| What needs to be done |
In the data, extract each line that holds the string "title".
##########
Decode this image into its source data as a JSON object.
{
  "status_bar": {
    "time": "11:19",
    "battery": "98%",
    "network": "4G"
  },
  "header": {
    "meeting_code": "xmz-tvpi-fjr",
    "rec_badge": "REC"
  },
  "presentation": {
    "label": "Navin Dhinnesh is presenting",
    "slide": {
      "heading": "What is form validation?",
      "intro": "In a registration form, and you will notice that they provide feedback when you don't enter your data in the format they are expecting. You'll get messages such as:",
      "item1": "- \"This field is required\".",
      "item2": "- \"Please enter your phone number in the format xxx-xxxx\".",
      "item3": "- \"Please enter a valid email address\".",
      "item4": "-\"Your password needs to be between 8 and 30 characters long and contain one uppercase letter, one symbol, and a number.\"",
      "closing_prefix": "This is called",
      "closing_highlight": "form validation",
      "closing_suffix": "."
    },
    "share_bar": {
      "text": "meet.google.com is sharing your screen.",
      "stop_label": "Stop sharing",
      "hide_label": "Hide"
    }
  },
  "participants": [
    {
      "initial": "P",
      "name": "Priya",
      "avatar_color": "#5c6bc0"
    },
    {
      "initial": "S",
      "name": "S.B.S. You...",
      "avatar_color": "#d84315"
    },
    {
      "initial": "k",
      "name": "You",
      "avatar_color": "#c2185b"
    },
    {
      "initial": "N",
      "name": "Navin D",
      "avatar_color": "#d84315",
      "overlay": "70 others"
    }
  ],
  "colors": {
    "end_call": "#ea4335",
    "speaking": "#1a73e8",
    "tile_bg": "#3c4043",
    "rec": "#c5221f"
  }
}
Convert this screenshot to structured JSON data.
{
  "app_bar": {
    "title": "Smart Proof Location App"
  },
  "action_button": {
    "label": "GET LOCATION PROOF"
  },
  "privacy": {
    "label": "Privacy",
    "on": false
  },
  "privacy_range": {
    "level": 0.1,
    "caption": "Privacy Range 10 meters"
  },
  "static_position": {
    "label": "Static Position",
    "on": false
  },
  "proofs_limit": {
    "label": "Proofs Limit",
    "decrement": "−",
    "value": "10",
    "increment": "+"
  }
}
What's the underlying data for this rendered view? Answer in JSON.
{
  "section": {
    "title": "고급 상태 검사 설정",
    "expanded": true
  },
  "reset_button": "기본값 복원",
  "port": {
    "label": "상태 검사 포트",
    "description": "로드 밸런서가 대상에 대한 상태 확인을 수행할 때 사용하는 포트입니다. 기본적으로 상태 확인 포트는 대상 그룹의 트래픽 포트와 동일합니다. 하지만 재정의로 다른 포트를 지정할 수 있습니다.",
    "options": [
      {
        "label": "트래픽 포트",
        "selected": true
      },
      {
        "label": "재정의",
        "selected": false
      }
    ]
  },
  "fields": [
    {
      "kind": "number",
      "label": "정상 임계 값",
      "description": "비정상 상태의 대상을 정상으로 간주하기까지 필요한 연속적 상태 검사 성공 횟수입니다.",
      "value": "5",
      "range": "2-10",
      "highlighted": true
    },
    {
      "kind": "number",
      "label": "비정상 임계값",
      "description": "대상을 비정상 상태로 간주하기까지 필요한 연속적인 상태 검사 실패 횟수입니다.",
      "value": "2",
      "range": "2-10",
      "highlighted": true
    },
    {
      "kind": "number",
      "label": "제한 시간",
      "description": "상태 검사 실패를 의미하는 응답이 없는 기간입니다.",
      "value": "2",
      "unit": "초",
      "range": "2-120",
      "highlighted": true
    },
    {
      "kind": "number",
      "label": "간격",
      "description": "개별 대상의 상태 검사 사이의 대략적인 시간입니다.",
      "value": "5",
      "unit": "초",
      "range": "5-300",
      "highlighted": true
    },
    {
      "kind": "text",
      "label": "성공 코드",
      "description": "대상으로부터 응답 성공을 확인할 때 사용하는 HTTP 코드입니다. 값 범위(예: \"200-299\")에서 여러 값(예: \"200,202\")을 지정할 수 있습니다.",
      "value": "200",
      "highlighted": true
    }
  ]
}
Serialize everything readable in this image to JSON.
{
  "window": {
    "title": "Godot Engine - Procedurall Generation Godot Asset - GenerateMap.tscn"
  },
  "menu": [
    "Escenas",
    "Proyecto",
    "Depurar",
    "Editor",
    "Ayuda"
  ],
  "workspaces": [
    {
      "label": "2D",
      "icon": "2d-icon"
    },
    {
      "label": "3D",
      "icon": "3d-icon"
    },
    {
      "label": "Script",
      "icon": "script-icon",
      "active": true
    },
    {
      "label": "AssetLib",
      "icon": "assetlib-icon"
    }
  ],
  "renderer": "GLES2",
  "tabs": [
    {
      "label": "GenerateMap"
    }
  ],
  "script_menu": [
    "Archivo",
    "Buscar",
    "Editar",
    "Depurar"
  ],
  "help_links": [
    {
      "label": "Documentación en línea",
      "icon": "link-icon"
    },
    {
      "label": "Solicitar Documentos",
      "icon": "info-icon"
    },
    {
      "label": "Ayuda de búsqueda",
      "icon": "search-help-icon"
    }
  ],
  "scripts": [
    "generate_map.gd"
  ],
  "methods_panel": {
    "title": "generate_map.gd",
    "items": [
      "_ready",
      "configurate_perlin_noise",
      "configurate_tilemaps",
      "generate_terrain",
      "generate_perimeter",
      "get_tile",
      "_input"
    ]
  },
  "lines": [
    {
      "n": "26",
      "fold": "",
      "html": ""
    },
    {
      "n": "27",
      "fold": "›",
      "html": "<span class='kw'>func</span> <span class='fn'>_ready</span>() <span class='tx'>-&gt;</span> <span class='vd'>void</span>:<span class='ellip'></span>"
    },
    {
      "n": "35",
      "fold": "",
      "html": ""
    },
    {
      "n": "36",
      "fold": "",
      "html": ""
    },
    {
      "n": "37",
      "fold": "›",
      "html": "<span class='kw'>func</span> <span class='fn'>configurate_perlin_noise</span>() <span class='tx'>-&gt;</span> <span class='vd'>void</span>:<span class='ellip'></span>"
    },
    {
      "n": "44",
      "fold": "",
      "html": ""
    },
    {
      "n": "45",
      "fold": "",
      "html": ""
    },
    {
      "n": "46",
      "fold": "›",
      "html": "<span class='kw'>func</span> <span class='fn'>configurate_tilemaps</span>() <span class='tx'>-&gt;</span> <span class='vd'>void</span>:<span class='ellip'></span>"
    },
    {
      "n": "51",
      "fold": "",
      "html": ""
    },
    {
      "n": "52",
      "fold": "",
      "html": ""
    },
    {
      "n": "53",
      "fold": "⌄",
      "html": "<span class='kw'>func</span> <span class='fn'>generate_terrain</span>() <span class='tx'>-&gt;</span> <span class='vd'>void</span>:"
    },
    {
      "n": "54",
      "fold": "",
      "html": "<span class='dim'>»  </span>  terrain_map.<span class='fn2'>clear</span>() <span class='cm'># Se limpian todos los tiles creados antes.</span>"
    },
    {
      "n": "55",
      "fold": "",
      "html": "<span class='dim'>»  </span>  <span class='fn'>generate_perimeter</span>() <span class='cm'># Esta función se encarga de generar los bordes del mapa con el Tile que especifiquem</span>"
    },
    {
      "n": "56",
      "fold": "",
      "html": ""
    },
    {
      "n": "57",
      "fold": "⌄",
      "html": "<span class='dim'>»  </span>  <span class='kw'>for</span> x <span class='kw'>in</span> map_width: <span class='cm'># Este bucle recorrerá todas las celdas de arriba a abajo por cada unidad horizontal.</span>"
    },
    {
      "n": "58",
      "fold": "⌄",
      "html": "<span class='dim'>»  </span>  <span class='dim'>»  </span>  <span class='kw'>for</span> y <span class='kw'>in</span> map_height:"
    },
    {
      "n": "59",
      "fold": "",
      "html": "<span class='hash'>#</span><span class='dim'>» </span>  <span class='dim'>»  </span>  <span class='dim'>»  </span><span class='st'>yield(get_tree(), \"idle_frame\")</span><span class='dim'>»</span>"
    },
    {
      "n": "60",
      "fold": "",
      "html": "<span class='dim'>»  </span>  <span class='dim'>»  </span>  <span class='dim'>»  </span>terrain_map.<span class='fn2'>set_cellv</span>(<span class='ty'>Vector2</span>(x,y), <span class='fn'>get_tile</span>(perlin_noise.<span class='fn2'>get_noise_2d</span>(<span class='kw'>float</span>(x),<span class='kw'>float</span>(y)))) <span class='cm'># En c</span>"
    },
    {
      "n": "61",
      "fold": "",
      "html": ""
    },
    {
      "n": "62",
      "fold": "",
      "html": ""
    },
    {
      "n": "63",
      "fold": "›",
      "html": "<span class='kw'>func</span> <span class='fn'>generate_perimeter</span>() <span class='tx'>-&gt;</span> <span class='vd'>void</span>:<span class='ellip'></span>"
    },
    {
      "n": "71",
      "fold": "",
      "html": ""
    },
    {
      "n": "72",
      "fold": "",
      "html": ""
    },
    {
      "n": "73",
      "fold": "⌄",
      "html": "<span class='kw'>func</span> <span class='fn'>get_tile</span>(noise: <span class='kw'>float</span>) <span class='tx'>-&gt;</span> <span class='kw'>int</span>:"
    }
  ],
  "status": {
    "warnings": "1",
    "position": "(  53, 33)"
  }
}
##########
| Solution below |
    "title": "Smart Proof Location App"
    "title": "고급 상태 검사 설정",
    "title": "Godot Engine - Procedurall Generation Godot Asset - GenerateMap.tscn"
    "title": "generate_map.gd",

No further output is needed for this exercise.